Ken-in-Arlington More than 1 year ago
This is the most amatuerish job of E-Book formatting I have yet seen. Extra spaces and even carriage returns are inserted in the middle of words, the chaptesr are assigned by letter of the alphabet and are just too long. This was an opportunity to create a really nice hyperlinked text with a table of contents and index by title or by name, but the person who created this did the minimal amount of work possible. A good book ruined by a sloppy presentation.
Anonymous More than 1 year ago
Guest More than 1 year ago
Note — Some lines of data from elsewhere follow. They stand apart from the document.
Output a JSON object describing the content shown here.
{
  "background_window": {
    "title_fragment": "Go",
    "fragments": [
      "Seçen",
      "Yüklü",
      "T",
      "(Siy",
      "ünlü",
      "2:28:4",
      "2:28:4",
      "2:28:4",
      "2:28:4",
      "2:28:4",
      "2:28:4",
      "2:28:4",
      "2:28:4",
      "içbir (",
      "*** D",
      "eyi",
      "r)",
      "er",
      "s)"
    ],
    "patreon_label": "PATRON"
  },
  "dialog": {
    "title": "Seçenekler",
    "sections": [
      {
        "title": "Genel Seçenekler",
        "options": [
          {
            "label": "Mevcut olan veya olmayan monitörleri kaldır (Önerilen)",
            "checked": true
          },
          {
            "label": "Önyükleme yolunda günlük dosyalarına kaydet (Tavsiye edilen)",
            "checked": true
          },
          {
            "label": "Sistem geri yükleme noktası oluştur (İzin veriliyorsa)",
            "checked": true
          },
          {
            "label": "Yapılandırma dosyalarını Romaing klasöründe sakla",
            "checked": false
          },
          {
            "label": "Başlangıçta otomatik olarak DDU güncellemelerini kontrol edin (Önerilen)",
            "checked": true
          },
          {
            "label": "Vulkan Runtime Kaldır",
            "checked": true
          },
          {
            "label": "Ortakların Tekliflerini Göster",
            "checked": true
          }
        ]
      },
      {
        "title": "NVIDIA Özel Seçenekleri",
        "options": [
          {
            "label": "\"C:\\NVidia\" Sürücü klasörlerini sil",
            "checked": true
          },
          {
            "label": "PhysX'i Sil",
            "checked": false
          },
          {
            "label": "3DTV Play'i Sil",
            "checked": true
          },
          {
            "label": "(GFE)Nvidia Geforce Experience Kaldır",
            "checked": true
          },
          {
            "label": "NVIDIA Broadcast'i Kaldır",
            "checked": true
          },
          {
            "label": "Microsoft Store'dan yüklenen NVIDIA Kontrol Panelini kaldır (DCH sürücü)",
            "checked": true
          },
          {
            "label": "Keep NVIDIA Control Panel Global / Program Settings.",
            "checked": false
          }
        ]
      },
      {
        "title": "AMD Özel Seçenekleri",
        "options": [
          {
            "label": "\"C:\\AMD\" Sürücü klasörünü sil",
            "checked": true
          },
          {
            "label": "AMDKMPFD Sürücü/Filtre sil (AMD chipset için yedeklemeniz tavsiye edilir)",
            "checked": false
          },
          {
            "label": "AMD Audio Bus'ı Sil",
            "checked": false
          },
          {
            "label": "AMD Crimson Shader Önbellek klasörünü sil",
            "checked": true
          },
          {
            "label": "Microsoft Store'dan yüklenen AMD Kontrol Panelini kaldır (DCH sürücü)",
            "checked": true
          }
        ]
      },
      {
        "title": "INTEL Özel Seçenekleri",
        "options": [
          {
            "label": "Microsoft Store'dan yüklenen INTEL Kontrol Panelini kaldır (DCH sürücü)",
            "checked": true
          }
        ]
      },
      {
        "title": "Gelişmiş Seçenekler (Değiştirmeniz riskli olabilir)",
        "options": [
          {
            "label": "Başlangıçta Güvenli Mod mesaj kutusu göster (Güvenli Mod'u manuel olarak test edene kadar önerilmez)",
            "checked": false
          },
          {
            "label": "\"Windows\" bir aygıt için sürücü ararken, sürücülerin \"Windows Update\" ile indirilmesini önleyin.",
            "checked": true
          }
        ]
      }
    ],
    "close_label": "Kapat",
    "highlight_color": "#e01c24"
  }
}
BOOK REVIEW: David Thomson, "The New Biographical Dictionary of Film," New York: Knopf, c2002, 963 pages. Copyright by Harvey Karten. What a pity that David Thomson's masterful encyclopedia of film is updated so infrequently. Patience is rewarded. Mr. Thomson?who like Anthony Lane is a Londoner though he now lives in San Francisco?has come out with a smashing new volume almost a thousand pages in length. Unlike the late Ephraim Katz's bible of film knowledge, "The Film Encyclopedia," Thomson's book avoids the staid and abounds in his personal opinions on a large but selected group of people connected to the movie industry. The new encyclopedia, just published, contains three new entries (including one for Reese Witherspoon, appropriately enough since Ms. Witherspoon is getting into all the romantic comedies she can while she retains her unique, youthful charm), not only names the names but chats about art and entertainment in general, tossing in some of the author's viewpoints on the New Vulgarity that brings in the principal targeted market of the big studios. An example of Thomson's first-person-ism: Entry for Winona Ryder (Winona Laura Horowitz): "In 1994, pressed for space and surrounded by young actresses, I backed a hunch that Winona Ryder would outlast Nicole Kidman and some others. Well, Ryder holds her place, but Kidman has clearly outstripped her in both daring and accomplishment. And Ryder is now thirty, and pretty in a way more suited to twenty." On the Coen Brothers: ""Raising Arizona" was, for me, close to unwatchable: unfunny, technologically impelled, showy and not just empty but condescending. "Barton Fink" was show-off time again, a dash of Nathanael West, a pinch of sophomore surrealism, numb satire, another kid's film. "Hudsucker Proxy" was a return to zero?or less....the plot ponderous and flimsy, and the people stooges to a dumb comic-book style. A travesty." An encyclopedia that's shy of the length of the OED cannot include everyone, but why have entries for Demi Moore (Demi Guynes) and Julianne Moore (Julie Smith) but nothing at all for one of the hottest names of the 21st century, Michael Moore (Michael Moore)? Nick Nolte but not Harry Knowles? Emma Thompson but not David Thomson? Sir Carol Reed and Donna Reed (Donna Mullenger) but not Rex Reed? Diane Lane but not Anthony Lane? (After all, there is an ample entry for Pauline Kael.) The major omission is the lack of information on matters covered by Katz's encyclopedia, to wit: "Iranian Cinema," "Hollywood" and the like?only people get the headers. This "dictionary" is so comprehensive, so enjoyable, that the only criticism one might make is that Thomson does not cover some of the more notable and colorful personalities of the biz, particularly the critics we daily read with keen anticipation.